- A request based on an assertion that one’s faith prohibits vaccination because vaccines, including the COVID-19 vaccines, contain cells of aborted fetuses, fetal cells or DNA or gelatin, require a two-prong analysis:
- First, an analysis of whether this is a sincerely held belief, which is unlikely challengeable;
- Second, a determination as to whether the concern which forms the basis for the assertion is based on any facts to support the assertion. Specifically, if the vaccine does not contain any of the products of concern, then, arguably regardless of the belief, there is no basis for the application of the exemption.
- Contentions that the vaccine contains cells of aborted fetuses, fetal cells, or DNA are disproved by the fact sheets for Pfizer, Moderna, and J&J.
- The facts sheets further demonstrate that none of the COVID-19 vaccines contain gelatin.
We recommend that clients facing requests asserting these types of claims request that the employee provide documentation from a credible source corroborating their position (i.e., Food and Drug Administration (FDA), Centers for Disease Control and Prevent (CDC) or manufacturer fact sheets). We will continue to monitor pending legal challenges addressing these issues closely and will provide updates when they become available.
- Assertion That One Cannot Take A Vaccine Because They Are A Devout Catholic or Devout Member of Another Faith
- Major religious leaders, such as Pope Francis, have released statements encouraging people to take the COVID-19 vaccination.
This issue is more complicated as the EEOC Guidance allows individuals to maintain a religious exemption even if their beliefs depart from the tenets of the religion.

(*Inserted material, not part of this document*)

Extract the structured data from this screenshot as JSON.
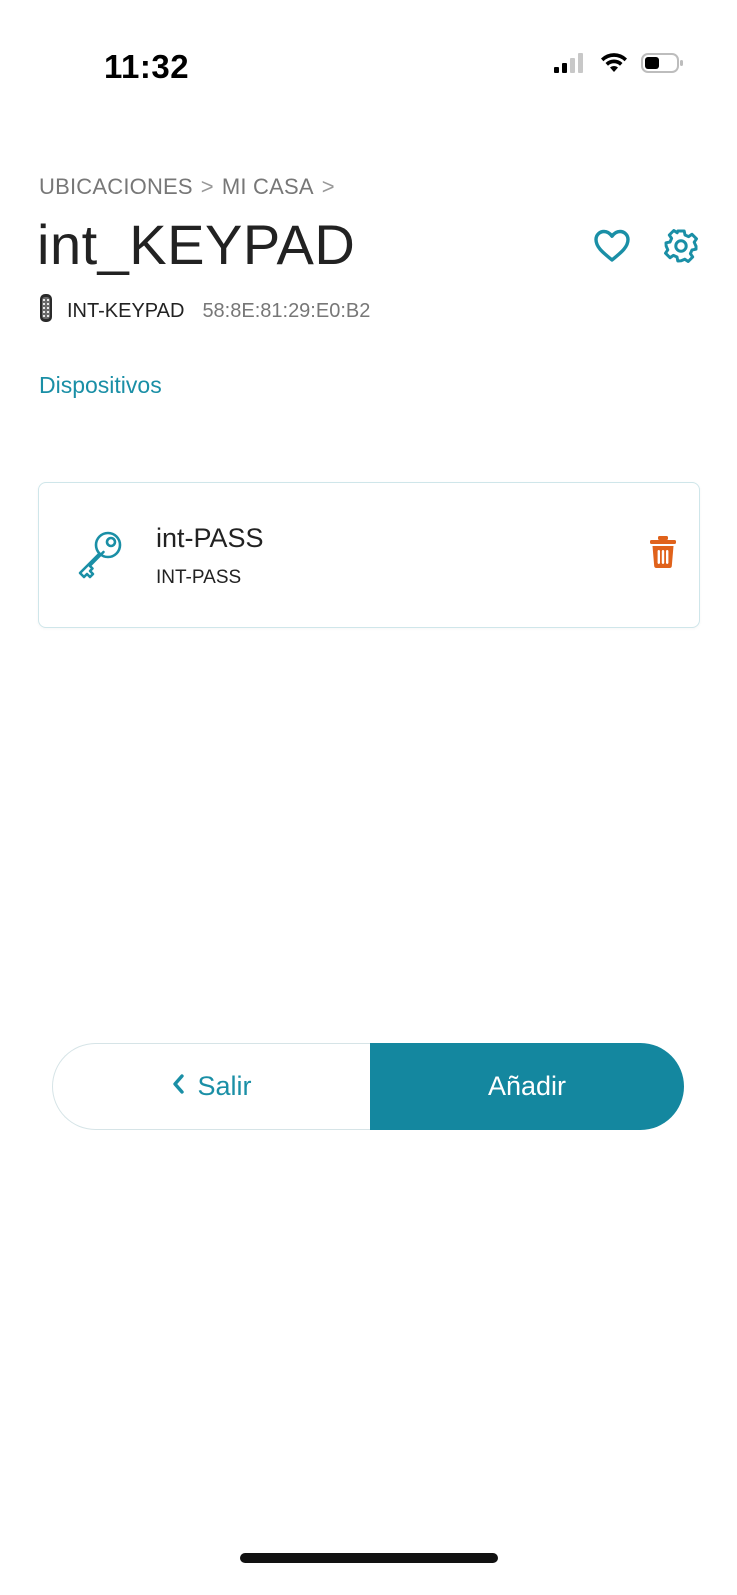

That said, if you have reason to question their assertion, you should ask for further evidence of their history with the faith and evidence of their demonstrated commitment to the tenets they assert.
- Does The Requested Accommodation Cause An Undue Hardship
Even after determining that an employee has a sincerely held religious belief, an employer can refuse to provide an accommodation if it would pose an undue hardship. An accommodation constitutes an undue hardship if it causes more than a minimal burden on the operation of the business. EEOC guidance provides the following as examples of undue hardships:
- Accommodations that violate a seniority system
- Accommodations that cause a lack of necessary staffing
- Accommodations that jeopardize health to staff and clients
An accommodation does not have to be limited to what the employee prefers. If the proposed accommodation is reasonable and non-retaliatory, employers can propose any number of viable options (i.e., weekly testing, masks, social distancing, remote work).
Consistency in the decision-making process is critical to avoid claims of discrimination, retaliation, or bias. Accordingly, employers should:
- Develop a policy or protocol to handle accommodation requests;
- Develop a request form that employees can use to convey the basis of their request;
- Maintain a file on each request memorializing all communications with the employee regarding the accommodation request and any contemporaneous notes created by the reviewer.
- Requests should be handled on a case-by-case basis; each request should be afforded an individual determination regardless of prior requests.
- Limit review of requests to a designated individual or individuals to ensure that assessments are done properly and are consistently analyzed and the decisions are also consistent, without indicia of discrimination or retaliation.
- The reviewer(s) should be individuals who are in the HR department and well versed as to applicable federal laws, state/local laws, and EEOC guidance. Prior to engaging in the process, we recommend the individuals meet with legal counsel to verify the most up to date understanding of the law as it applies to religious exemptions.